"But it may be leaders closer to home who have the greatest ability to affect the popularity of election denial among the people of their state," he added.
One prominent Republican officeholder that is actively boosting election deniers is Florida Gov. Ron DeSantis, a possible 2024 presidential contender.
The Orlando Sentinel reported last week that DeSantis is "set to appear at rallies for Pennsylvania GOP governor's candidate Doug Mastriano, Arizona candidate for governor Kari Lake, and U.S. Senate candidate Blake Masters, all of whom have denied Biden's win and falsely claimed election fraud.
DeSantis was one of the first Republicans to suggest state legislatures could overrule voters to choose Trump.
"Appearing on Fox News on November 5, two days after the election," the Sentinel observed, "he said 'presidential electors are done by the legislators and the schemes they create and the framework. And if there's departure from that, if they're not following law, if they're ignoring the law, then they can provide remedies as well.'"
The Republican Party's elevation of fervent election deniers—often with the support of dark money—in battleground states and nationwide has dramatically raised the stakes of the upcoming November contests, given that they could usher into power officials willing to subvert the democratic process to secure their desired outcome.
Wisconsin offers an illustrative example of November's implications. As the New York Times reported Monday, "The governor's race this fall, along with a pivotal State Supreme Court contest next spring, will decide whether Republicans can solidify their grip on the swing state and remake its voting laws."
"Nowhere in the country have Republican lawmakers been more aggressive in their attempts to seize a partisan edge than in Wisconsin," the Times noted. "Having gerrymandered the Legislature past the point that it can be flipped, they are now pushing intensely to take greater control over the state's voting infrastructure ahead of the 2024 presidential contest."
Former Trump Organization CFO Allen Weisselberg cut a deal to do five months in jail while not cooperating with investigators. While the deal might be great for Weisselberg, former Justice Department prosecutor for Robert Mueller's investigation, Andrew Weissmann, said it isn't for the Trump Org.

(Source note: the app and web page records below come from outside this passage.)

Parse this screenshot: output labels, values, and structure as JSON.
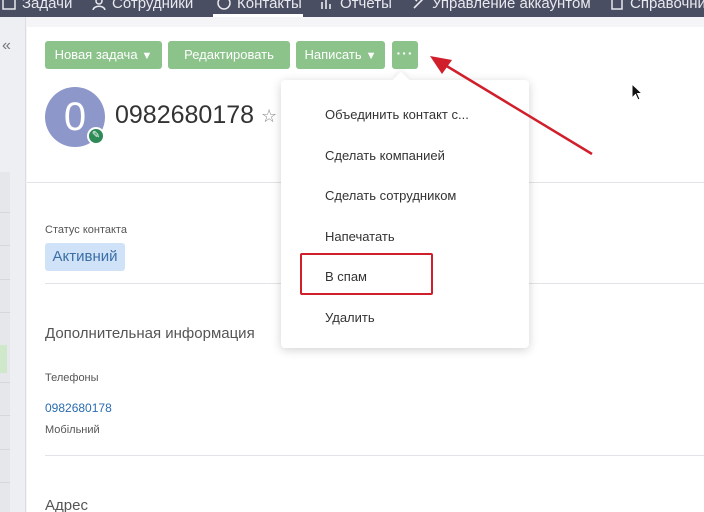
{
  "nav": {
    "items": [
      {
        "label": "Задачи",
        "icon": "tasks-icon"
      },
      {
        "label": "Сотрудники",
        "icon": "employees-icon"
      },
      {
        "label": "Контакты",
        "icon": "contacts-icon"
      },
      {
        "label": "Отчеты",
        "icon": "reports-icon"
      },
      {
        "label": "Управление аккаунтом",
        "icon": "account-settings-icon"
      },
      {
        "label": "Справочни",
        "icon": "directory-icon"
      }
    ],
    "active": "Контакты"
  },
  "sidebar": {
    "collapse_glyph": "«"
  },
  "toolbar": {
    "new_task": "Новая задача",
    "edit": "Редактировать",
    "write": "Написать",
    "more": "···"
  },
  "contact": {
    "avatar_letter": "0",
    "name": "0982680178"
  },
  "fields": {
    "status_label": "Статус контакта",
    "status_value": "Активний",
    "additional_info_title": "Дополнительная информация",
    "phones_label": "Телефоны",
    "phone_value": "0982680178",
    "phone_type": "Мобільний",
    "address_title": "Адрес"
  },
  "menu": {
    "items": [
      "Объединить контакт с...",
      "Сделать компанией",
      "Сделать сотрудником",
      "Напечатать",
      "В спам",
      "Удалить"
    ]
  },
  "colors": {
    "nav_bg": "#4a4e63",
    "button_green": "#8cc38b",
    "avatar": "#8e97c9",
    "status_badge": "#cfe2f7",
    "annotation_red": "#d01f2a",
    "link": "#2b6cb0"
  }
}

Speaking to MSNBC's Lawrence O'Donnell on Monday evening, Weissmann said that in the next few days it could be that Weisselberg is actually pleading guilty as part of the deal.
"The reason that is important for Donald Trump is the Trump Organization is scheduled for trial in October," he explained. Once Allen Weisselberg pleads guilty, it is over for the Trump Organization. The crimes he committed, get imputed to the Trump Organization. So, the leverage in terms of the financial consequences to Donald Trump doesn't mean he's gonna go to jail, but the consequences for the Trump Organization are huge."
Weissmann described it as a "big deal" for the former president in part because what he did was all about making more money, but it was also about bribery.
"This is a big deal," he went on. "So, I think that would be number one, focus on the financial consequences of the Allen Weisselberg deal. And then, down the road, I mean, Lawrence, you laid out a litany of criminal and national security trouble, in Florida, in D.C., in Georgia. And this is a day where you saw a movement on all fronts. And to me, the thing that I thought was probably the most telling was the grand jury subpoena to Eric Hirschmann. There is a guy who can completely corroborate what we heard from Cassidy Hutchinson. I am sure he has information."
He also noted that Hirschmann isn't likely to corroborate the idea that Trump had some kind of magical order to declassify everything.
"So, that was a very bad fact, in terms of signaling that Merrick Garland is really I think, putting his foot on the gas," he closed.
See the full conversation, which includes legal expert Brad Moss below. You can also watch at this link.
How Allen Weisselberg's deal is really really bad for Trump youtu.be